Collaborative assessment by oncologists, cardiologists and geriatricians before the start of chemotherapy can lead to early identification of patients at risk as well as discussions about the utility and benefits of cardiotoxic medications as opposed to potential alternative therapies. In some situations, alternative noncardiotoxic chemotherapy regimens may be considered. A lower-intensity chemotherapy regimen, however, should not be prescribed based simply on a patient’s risk factors or concern for potential cardiac complications, as this has been shown to potentially worsen clinical cancer outcomes. Cardiologists and oncologists may be less familiar with and often have limited to no training in routinely performing geriatric assessments and systematically evaluating for frailty. Within the gericardio-onc collaborative framework, the geriatrician is well positioned to take an active leadership role in advocating for the patient, assisting with decision-making, and facilitating screening and long-term monitoring of CV complications.

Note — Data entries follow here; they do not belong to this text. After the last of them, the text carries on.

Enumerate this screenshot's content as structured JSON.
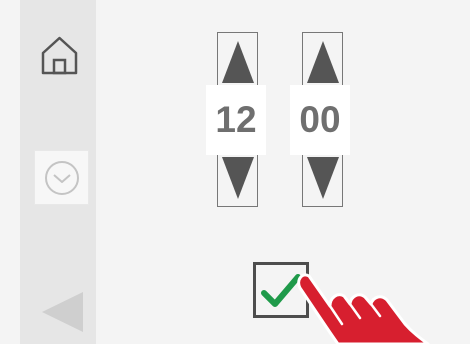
{
  "time_picker": {
    "hour": "12",
    "minute": "00"
  },
  "icons": {
    "home": "home-icon",
    "clock": "clock-icon",
    "back": "back-arrow-icon",
    "up": "triangle-up-icon",
    "down": "triangle-down-icon",
    "confirm": "checkmark-icon",
    "pointer": "hand-pointer-icon"
  },
  "colors": {
    "confirm_check": "#1f9a4a",
    "hand_fill": "#d71f2f",
    "panel": "#f4f4f4",
    "sidebar": "#e6e6e6"
  }
}
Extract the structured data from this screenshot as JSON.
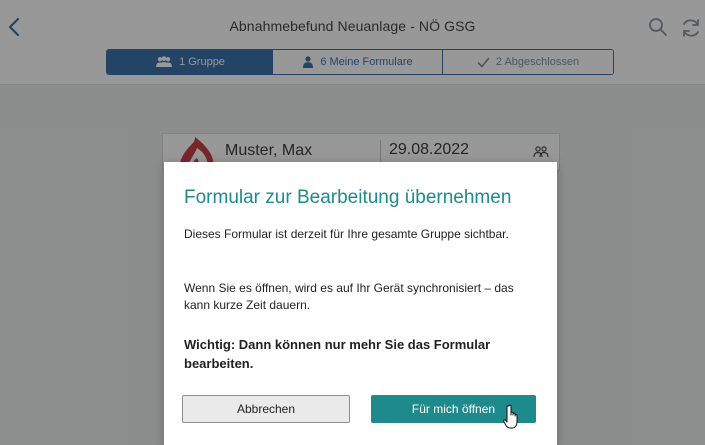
{
  "header": {
    "back_icon": "chevron-left-icon",
    "title": "Abnahmebefund Neuanlage - NÖ GSG",
    "search_icon": "search-icon",
    "sync_icon": "sync-icon"
  },
  "segments": {
    "group": {
      "label": "1 Gruppe",
      "icon": "group-icon"
    },
    "mine": {
      "label": "6 Meine Formulare",
      "icon": "person-icon"
    },
    "done": {
      "label": "2 Abgeschlossen",
      "icon": "check-icon"
    }
  },
  "card": {
    "name": "Muster, Max",
    "date": "29.08.2022",
    "group_icon": "group-icon"
  },
  "modal": {
    "title": "Formular zur Bearbeitung übernehmen",
    "paragraphs": [
      "Dieses Formular ist derzeit für Ihre gesamte Gruppe sichtbar.",
      "Wenn Sie es öffnen, wird es auf Ihr Gerät synchronisiert – das kann kurze Zeit dauern.",
      "Wichtig: Dann können nur mehr Sie das Formular bearbeiten."
    ],
    "cancel_label": "Abbrechen",
    "open_label": "Für mich öffnen"
  },
  "colors": {
    "primary_blue": "#1f5f9e",
    "accent_teal": "#1e8a8c",
    "logo_red": "#c0272d"
  }
}
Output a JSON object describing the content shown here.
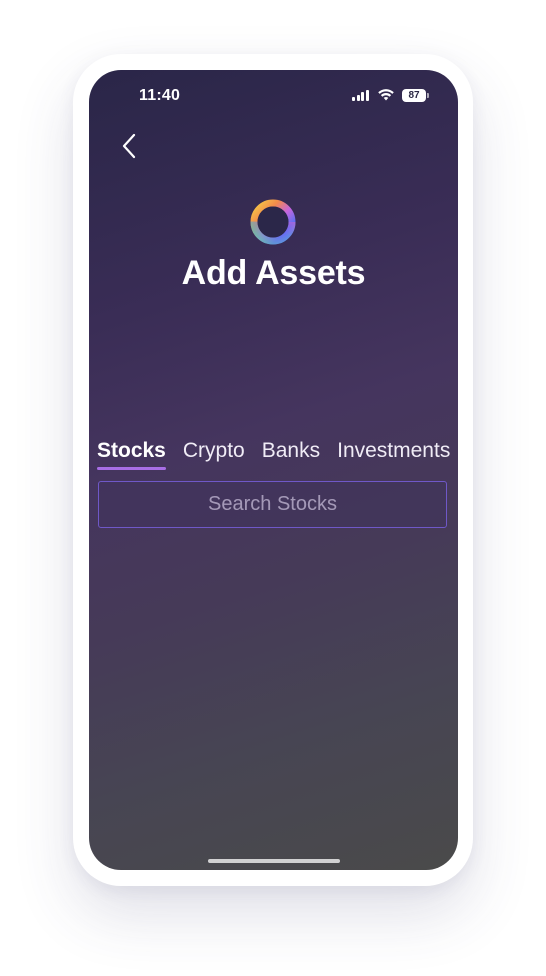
{
  "status_bar": {
    "time": "11:40",
    "battery_level": "87",
    "icons": [
      "signal-icon",
      "wifi-icon",
      "battery-icon"
    ]
  },
  "header": {
    "back_icon": "chevron-left-icon",
    "logo_icon": "rainbow-ring-logo",
    "title": "Add Assets"
  },
  "tabs": [
    {
      "label": "Stocks",
      "active": true
    },
    {
      "label": "Crypto",
      "active": false
    },
    {
      "label": "Banks",
      "active": false
    },
    {
      "label": "Investments",
      "active": false
    }
  ],
  "search": {
    "placeholder": "Search Stocks",
    "value": ""
  },
  "colors": {
    "accent": "#a86ee6",
    "input_border": "#6f58c8",
    "background_top": "#2a2648",
    "background_bottom": "#4a4a4a"
  }
}
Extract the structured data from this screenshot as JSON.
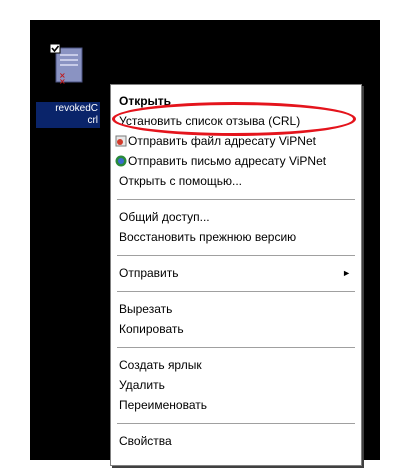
{
  "desktop_file": {
    "icon": "certificate-file-icon",
    "name_line1": "revokedC",
    "name_line2": "crl",
    "checkbox_icon": "checkbox-checked-icon"
  },
  "context_menu": {
    "group1": {
      "open": "Открыть",
      "install_crl": "Установить список отзыва (CRL)",
      "send_file_vipnet": "Отправить файл адресату ViPNet",
      "send_letter_vipnet": "Отправить письмо адресату ViPNet",
      "open_with": "Открыть с помощью..."
    },
    "group2": {
      "sharing": "Общий доступ...",
      "restore_previous": "Восстановить прежнюю версию"
    },
    "group3": {
      "send_to": "Отправить",
      "send_to_arrow": "►"
    },
    "group4": {
      "cut": "Вырезать",
      "copy": "Копировать"
    },
    "group5": {
      "create_shortcut": "Создать ярлык",
      "delete": "Удалить",
      "rename": "Переименовать"
    },
    "group6": {
      "properties": "Свойства"
    }
  },
  "colors": {
    "desktop_bg": "#000000",
    "selection_bg": "#0a246a",
    "highlight_ellipse": "#e4141c"
  }
}
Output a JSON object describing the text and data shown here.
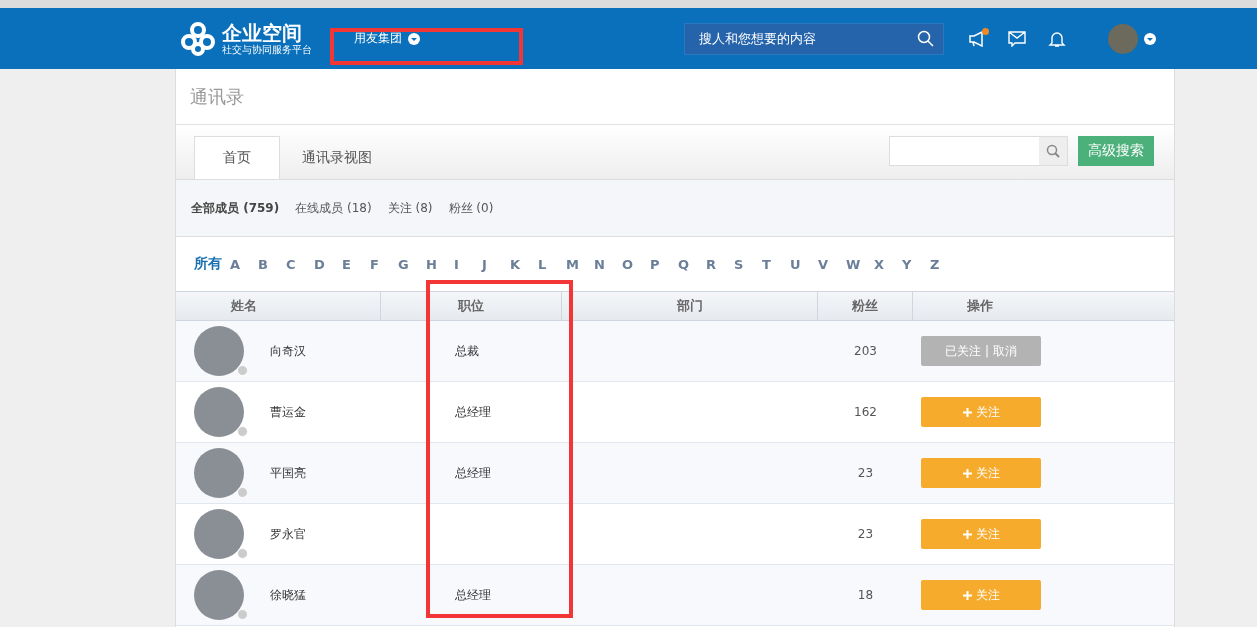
{
  "header": {
    "logo_title": "企业空间",
    "logo_subtitle": "社交与协同服务平台",
    "org": "用友集团",
    "search": {
      "placeholder": "搜人和您想要的内容"
    }
  },
  "page_title": "通讯录",
  "tabs": [
    {
      "label": "首页",
      "selected": true
    },
    {
      "label": "通讯录视图",
      "selected": false
    }
  ],
  "advanced_search": "高级搜索",
  "filters": [
    {
      "label": "全部成员",
      "count": "(759)",
      "selected": true
    },
    {
      "label": "在线成员",
      "count": "(18)",
      "selected": false
    },
    {
      "label": "关注",
      "count": "(8)",
      "selected": false
    },
    {
      "label": "粉丝",
      "count": "(0)",
      "selected": false
    }
  ],
  "letters": [
    {
      "label": "所有",
      "selected": true
    },
    {
      "label": "A",
      "selected": false
    },
    {
      "label": "B",
      "selected": false
    },
    {
      "label": "C",
      "selected": false
    },
    {
      "label": "D",
      "selected": false
    },
    {
      "label": "E",
      "selected": false
    },
    {
      "label": "F",
      "selected": false
    },
    {
      "label": "G",
      "selected": false
    },
    {
      "label": "H",
      "selected": false
    },
    {
      "label": "I",
      "selected": false
    },
    {
      "label": "J",
      "selected": false
    },
    {
      "label": "K",
      "selected": false
    },
    {
      "label": "L",
      "selected": false
    },
    {
      "label": "M",
      "selected": false
    },
    {
      "label": "N",
      "selected": false
    },
    {
      "label": "O",
      "selected": false
    },
    {
      "label": "P",
      "selected": false
    },
    {
      "label": "Q",
      "selected": false
    },
    {
      "label": "R",
      "selected": false
    },
    {
      "label": "S",
      "selected": false
    },
    {
      "label": "T",
      "selected": false
    },
    {
      "label": "U",
      "selected": false
    },
    {
      "label": "V",
      "selected": false
    },
    {
      "label": "W",
      "selected": false
    },
    {
      "label": "X",
      "selected": false
    },
    {
      "label": "Y",
      "selected": false
    },
    {
      "label": "Z",
      "selected": false
    }
  ],
  "table": {
    "columns": [
      "姓名",
      "职位",
      "部门",
      "粉丝",
      "操作"
    ],
    "rows": [
      {
        "name": "向奇汉",
        "position": "总裁",
        "followers": "203",
        "action": {
          "kind": "followed",
          "label": "已关注 | 取消"
        }
      },
      {
        "name": "曹运金",
        "position": "总经理",
        "followers": "162",
        "action": {
          "kind": "follow",
          "label": "关注"
        }
      },
      {
        "name": "平国亮",
        "position": "总经理",
        "followers": "23",
        "action": {
          "kind": "follow",
          "label": "关注"
        }
      },
      {
        "name": "罗永官",
        "followers": "23",
        "action": {
          "kind": "follow",
          "label": "关注"
        }
      },
      {
        "name": "徐晓猛",
        "position": "总经理",
        "followers": "18",
        "action": {
          "kind": "follow",
          "label": "关注"
        }
      }
    ]
  }
}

Cardiac dysfunction developing during or after the completion of cancer therapy is a growing heath concern that should be addressed in a multidisciplinary setting. There is a need for research on early biomarkers of toxicity as well as monitoring, surveillance, and treatment of older patients with cancer receiving potentially cardiotoxic therapy. The results of several studies are imperative in determining how best to risk-stratify and treat elderly patients with cancer while preserving their quality of life and functional outcomes.


Fawaz Alenezi Headshot
Dr. Fawaz Abdulaziz M Alenezi is a post-doctorate associate at the Duke University Health Systems. He conducts medical research on the derivation and validation of novel echocardiographic approaches to myocardial deformation and a new echocardiographic technique which assists patients with heart ventricular function.